Stored items from a collection:
#####

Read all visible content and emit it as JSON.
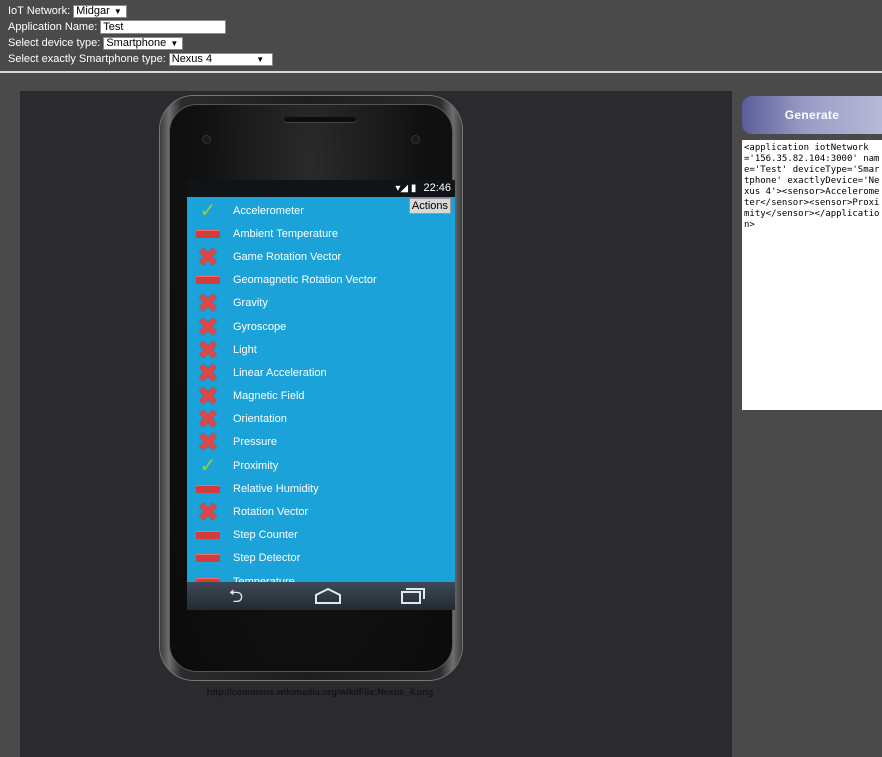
{
  "form": {
    "network_label": "IoT Network:",
    "network_value": "Midgar",
    "app_name_label": "Application Name:",
    "app_name_value": "Test",
    "device_type_label": "Select device type:",
    "device_type_value": "Smartphone",
    "exact_label": "Select exactly Smartphone type:",
    "exact_value": "Nexus 4",
    "dropdown_arrow": "▼"
  },
  "phone": {
    "status_time": "22:46",
    "status_icons": "▾◢ ▮",
    "actions_label": "Actions",
    "sensors": [
      {
        "label": "Accelerometer",
        "state": "check"
      },
      {
        "label": "Ambient Temperature",
        "state": "dash"
      },
      {
        "label": "Game Rotation Vector",
        "state": "x"
      },
      {
        "label": "Geomagnetic Rotation Vector",
        "state": "dash"
      },
      {
        "label": "Gravity",
        "state": "x"
      },
      {
        "label": "Gyroscope",
        "state": "x"
      },
      {
        "label": "Light",
        "state": "x"
      },
      {
        "label": "Linear Acceleration",
        "state": "x"
      },
      {
        "label": "Magnetic Field",
        "state": "x"
      },
      {
        "label": "Orientation",
        "state": "x"
      },
      {
        "label": "Pressure",
        "state": "x"
      },
      {
        "label": "Proximity",
        "state": "check"
      },
      {
        "label": "Relative Humidity",
        "state": "dash"
      },
      {
        "label": "Rotation Vector",
        "state": "x"
      },
      {
        "label": "Step Counter",
        "state": "dash"
      },
      {
        "label": "Step Detector",
        "state": "dash"
      },
      {
        "label": "Temperature",
        "state": "dash"
      }
    ],
    "nav_back_glyph": "⮌",
    "credit": "http://commons.wikimedia.org/wiki/File:Nexus_4.png"
  },
  "generate": {
    "button_label": "Generate",
    "output": "<application iotNetwork='156.35.82.104:3000' name='Test' deviceType='Smartphone' exactlyDevice='Nexus 4'><sensor>Accelerometer</sensor><sensor>Proximity</sensor></application>"
  },
  "colors": {
    "screen_bg": "#1ba2d9",
    "check": "#8ed13e",
    "cross": "#e04646",
    "dash": "#d23c3c"
  }
}
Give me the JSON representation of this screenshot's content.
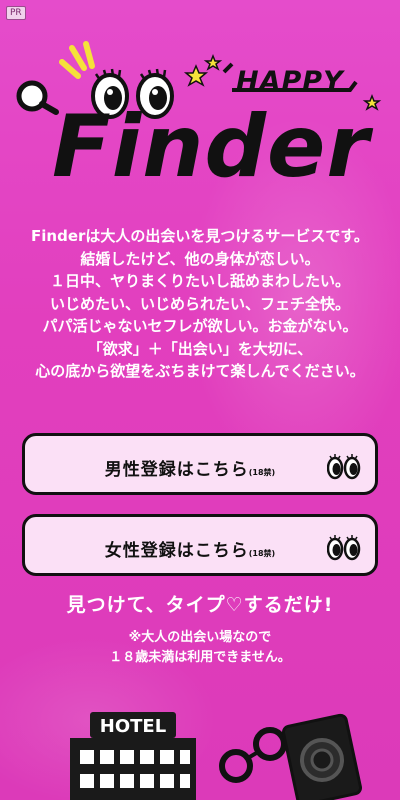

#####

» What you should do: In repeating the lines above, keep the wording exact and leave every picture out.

» Result:
Read all visible content and emit it as JSON.
{
  "form": {
    "network_label": "IoT Network:",
    "network_value": "Midgar",
    "app_name_label": "Application Name:",
    "app_name_value": "Test",
    "device_type_label": "Select device type:",
    "device_type_value": "Smartphone",
    "exact_label": "Select exactly Smartphone type:",
    "exact_value": "Nexus 4",
    "dropdown_arrow": "▼"
  },
  "phone": {
    "status_time": "22:46",
    "status_icons": "▾◢ ▮",
    "actions_label": "Actions",
    "sensors": [
      {
        "label": "Accelerometer",
        "state": "check"
      },
      {
        "label": "Ambient Temperature",
        "state": "dash"
      },
      {
        "label": "Game Rotation Vector",
        "state": "x"
      },
      {
        "label": "Geomagnetic Rotation Vector",
        "state": "dash"
      },
      {
        "label": "Gravity",
        "state": "x"
      },
      {
        "label": "Gyroscope",
        "state": "x"
      },
      {
        "label": "Light",
        "state": "x"
      },
      {
        "label": "Linear Acceleration",
        "state": "x"
      },
      {
        "label": "Magnetic Field",
        "state": "x"
      },
      {
        "label": "Orientation",
        "state": "x"
      },
      {
        "label": "Pressure",
        "state": "x"
      },
      {
        "label": "Proximity",
        "state": "check"
      },
      {
        "label": "Relative Humidity",
        "state": "dash"
      },
      {
        "label": "Rotation Vector",
        "state": "x"
      },
      {
        "label": "Step Counter",
        "state": "dash"
      },
      {
        "label": "Step Detector",
        "state": "dash"
      },
      {
        "label": "Temperature",
        "state": "dash"
      }
    ],
    "nav_back_glyph": "⮌",
    "credit": "http://commons.wikimedia.org/wiki/File:Nexus_4.png"
  },
  "generate": {
    "button_label": "Generate",
    "output": "<application iotNetwork='156.35.82.104:3000' name='Test' deviceType='Smartphone' exactlyDevice='Nexus 4'><sensor>Accelerometer</sensor><sensor>Proximity</sensor></application>"
  },
  "colors": {
    "screen_bg": "#1ba2d9",
    "check": "#8ed13e",
    "cross": "#e04646",
    "dash": "#d23c3c"
  }
}
Give me the JSON representation of this screenshot's content.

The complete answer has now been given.